    Offer opt-outs (encourages experimentation & innovation)
    No preemptive bans on tech
    No restrictions on sharing, but education about downsides
    Voluntary data “purges” & “data hygiene”
    24
  • Constructive Alternatives to Regulation
    Be careful @ how “harm” & “market failure” defined. (ex: Creepiness not a likely harm; data breech likely a harm)
    Focus on a “3-E Solution” to problems: Education, Empowerment, & (Targeted) Enforcement
    Encourage corporate and personal responsibility
    Think of privacy as an evolving set of norms, interactions & experiments
    Don’t Panic! We can learn to cope with technological change.
    25
  • 26
    The “3-E Solution”
  • #1: Educational Solutions
    Education at all levels
    Awareness campaigns from privacy advocates, govt, industry, educators, etc.
    Encouraging better online “netiquette” and “data hygiene”
    Push for better transparency across the board
    Better notice & labeling
    Need more watch-dogging of privacy promises made by companies
    27
  • #2: Empowerment Solutions
    = Helping users help themselves
    User “self-help” tools are multiplying
    AdBlockPlus, NoScript, other browser tools
    Industry self-regulation
    More cross-industry collaboration on privacy programs
    More education efforts (better notice)
    Best practices & better defaults
    More and better tools to respond to new developments and needs
    28
  • #3: Enforcement Solutions
    Holding companies to the promises they make
    stepped-up FTC Sec. 5 enforcement
    Demand better notice & transparency
    Mandatory disclosure of data breaches
    Targeted regulation of sensitive data, but with flexibility
    29
  • Conclusion / Key Takeaways
    “Privacy” is incredibly complicated & contentious
    Privacy can conflict with other values / rights
    All regulation entails costs & trade-offs
    There is no free lunch
    Information control is very, very hard
    “Silver-bullet” solutions rarely work
    The more education & transparency the better

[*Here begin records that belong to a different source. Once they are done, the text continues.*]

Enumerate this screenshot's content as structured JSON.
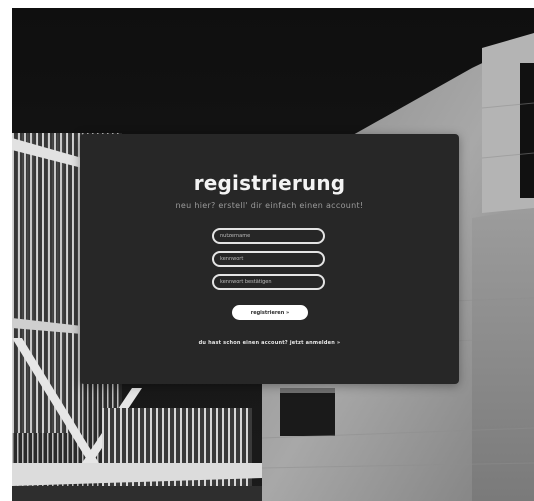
{
  "form": {
    "title": "registrierung",
    "subtitle": "neu hier? erstell' dir einfach einen account!",
    "username_placeholder": "nutzername",
    "password_placeholder": "kennwort",
    "confirm_placeholder": "kennwort bestätigen",
    "submit_label": "registrieren »",
    "login_prompt": "du hast schon einen account?",
    "login_link": "jetzt anmelden »"
  }
}
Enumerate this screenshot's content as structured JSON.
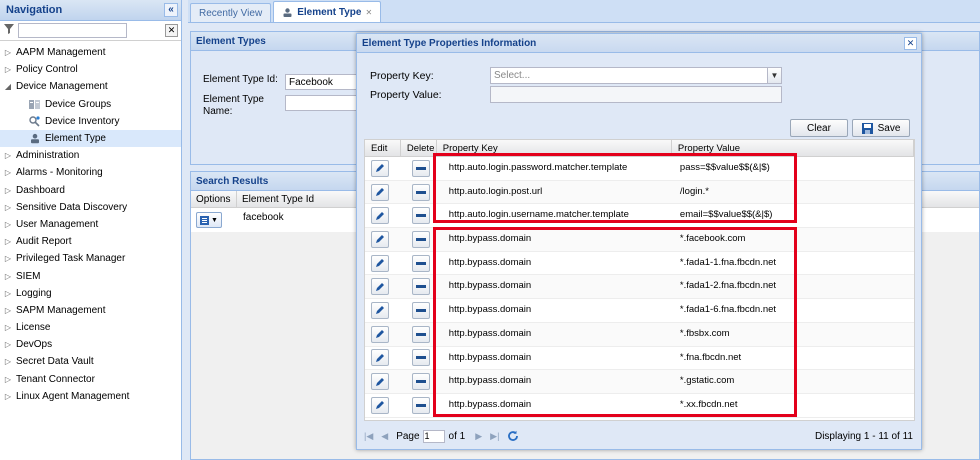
{
  "sidebar": {
    "title": "Navigation",
    "collapse_glyph": "«",
    "filter_placeholder": "",
    "items": [
      {
        "label": "AAPM Management",
        "expanded": false
      },
      {
        "label": "Policy Control",
        "expanded": false
      },
      {
        "label": "Device Management",
        "expanded": true
      },
      {
        "label": "Administration",
        "expanded": false
      },
      {
        "label": "Alarms - Monitoring",
        "expanded": false
      },
      {
        "label": "Dashboard",
        "expanded": false
      },
      {
        "label": "Sensitive Data Discovery",
        "expanded": false
      },
      {
        "label": "User Management",
        "expanded": false
      },
      {
        "label": "Audit Report",
        "expanded": false
      },
      {
        "label": "Privileged Task Manager",
        "expanded": false
      },
      {
        "label": "SIEM",
        "expanded": false
      },
      {
        "label": "Logging",
        "expanded": false
      },
      {
        "label": "SAPM Management",
        "expanded": false
      },
      {
        "label": "License",
        "expanded": false
      },
      {
        "label": "DevOps",
        "expanded": false
      },
      {
        "label": "Secret Data Vault",
        "expanded": false
      },
      {
        "label": "Tenant Connector",
        "expanded": false
      },
      {
        "label": "Linux Agent Management",
        "expanded": false
      }
    ],
    "device_children": [
      {
        "label": "Device Groups",
        "icon": "device-groups-icon"
      },
      {
        "label": "Device Inventory",
        "icon": "device-inventory-icon"
      },
      {
        "label": "Element Type",
        "icon": "element-type-icon",
        "selected": true
      }
    ]
  },
  "tabs": [
    {
      "label": "Recently View",
      "active": false
    },
    {
      "label": "Element Type",
      "active": true
    }
  ],
  "element_types": {
    "title": "Element Types",
    "id_label": "Element Type Id:",
    "id_value": "Facebook",
    "name_label_1": "Element Type",
    "name_label_2": "Name:",
    "name_value": ""
  },
  "search_results": {
    "title": "Search Results",
    "columns": [
      "Options",
      "Element Type Id"
    ],
    "rows": [
      {
        "id": "facebook"
      }
    ]
  },
  "modal": {
    "title": "Element Type Properties Information",
    "key_label": "Property Key:",
    "key_placeholder": "Select...",
    "value_label": "Property Value:",
    "value_value": "",
    "clear_label": "Clear",
    "save_label": "Save",
    "columns": {
      "edit": "Edit",
      "delete": "Delete",
      "key": "Property Key",
      "value": "Property Value"
    },
    "rows": [
      {
        "key": "http.auto.login.password.matcher.template",
        "value": "pass=$$value$$(&|$)"
      },
      {
        "key": "http.auto.login.post.url",
        "value": "/login.*"
      },
      {
        "key": "http.auto.login.username.matcher.template",
        "value": "email=$$value$$(&|$)"
      },
      {
        "key": "http.bypass.domain",
        "value": "*.facebook.com"
      },
      {
        "key": "http.bypass.domain",
        "value": "*.fada1-1.fna.fbcdn.net"
      },
      {
        "key": "http.bypass.domain",
        "value": "*.fada1-2.fna.fbcdn.net"
      },
      {
        "key": "http.bypass.domain",
        "value": "*.fada1-6.fna.fbcdn.net"
      },
      {
        "key": "http.bypass.domain",
        "value": "*.fbsbx.com"
      },
      {
        "key": "http.bypass.domain",
        "value": "*.fna.fbcdn.net"
      },
      {
        "key": "http.bypass.domain",
        "value": "*.gstatic.com"
      },
      {
        "key": "http.bypass.domain",
        "value": "*.xx.fbcdn.net"
      }
    ],
    "pager": {
      "page_label": "Page",
      "page_value": "1",
      "of_label": "of 1",
      "display_text": "Displaying 1 - 11 of 11"
    }
  },
  "colors": {
    "accent": "#15428b",
    "border": "#99bbe8",
    "highlight": "#e3001b"
  }
}
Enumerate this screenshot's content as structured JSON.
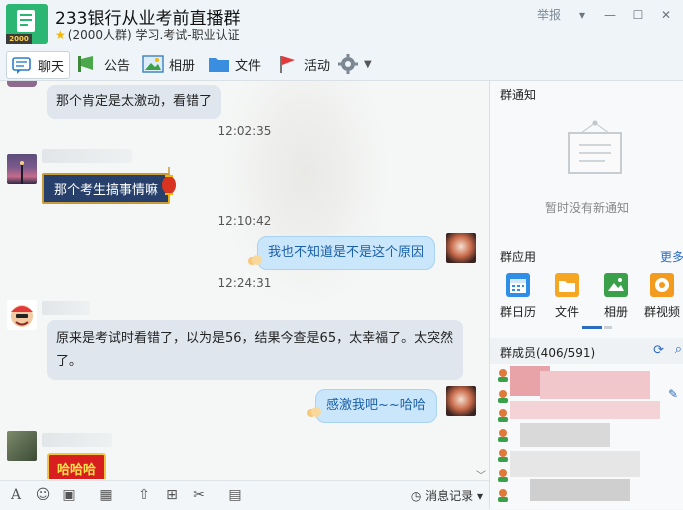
{
  "header": {
    "group_name": "233银行从业考前直播群",
    "group_sub": "(2000人群) 学习.考试-职业认证",
    "avatar_badge": "2000",
    "report_label": "举报"
  },
  "toolbar": {
    "chat": "聊天",
    "notice": "公告",
    "album": "相册",
    "files": "文件",
    "activity": "活动"
  },
  "chat": {
    "messages": [
      {
        "text": "那个肯定是太激动，看错了"
      },
      {
        "time": "12:02:35"
      },
      {
        "text": "那个考生搞事情嘛"
      },
      {
        "time": "12:10:42"
      },
      {
        "text": "我也不知道是不是这个原因"
      },
      {
        "time": "12:24:31"
      },
      {
        "text": "原来是考试时看错了，以为是56，结果今查是65，太幸福了。太突然了。"
      },
      {
        "text": "感激我吧~~哈哈"
      },
      {
        "text": "哈哈哈"
      }
    ]
  },
  "input_bar": {
    "history_label": "消息记录"
  },
  "right_panel": {
    "notice_title": "群通知",
    "notice_empty": "暂时没有新通知",
    "apps_title": "群应用",
    "apps_more": "更多",
    "apps": [
      "群日历",
      "文件",
      "相册",
      "群视频"
    ],
    "members_title": "群成员(406/591)"
  },
  "colors": {
    "accent": "#2bb673",
    "link": "#2b6bc2",
    "bubble_self": "#c9e6fb",
    "bubble_other": "#dfe6ee"
  }
}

    Resiliency is generally a smarter strategy compared to anticipatory, top-down regulation
    And, once more… don’t panic! We’ll get through and adjust.
    30
  • Further Readings
    Adam Thierer, Filing to Federal Trade Commission in ‘Do Not Track’ Proceeding, February 18, 2011.
    Adam Thierer, “Birth of the ‘Privacy Tax,’” Forbes, April 4, 2011.
    Adam Thierer, “Online Privacy Regulation: Likely More Complicated (And Costly) Than Imagined,” Mercatus on Policy, Mercatus Center at George Mason University, December 6, 2010 .
    Adam Thierer, “Erasing Our Past on the Internet,” Forbes, April 17, 2011.
    Adam Thierer, “Unappreciated Benefits of Advertising and Commercial Speech,” Mercatus on Point 86, Mercatus Center, January 2011.
    BerinSzoka and Adam Thierer, “COPPA 2.0: The New Battle over Privacy, Age Verification, Online Safety & Free Speech,” Progress on Point 16, no.11, The Progress & Freedom Foundation, May 21, 2009.
    31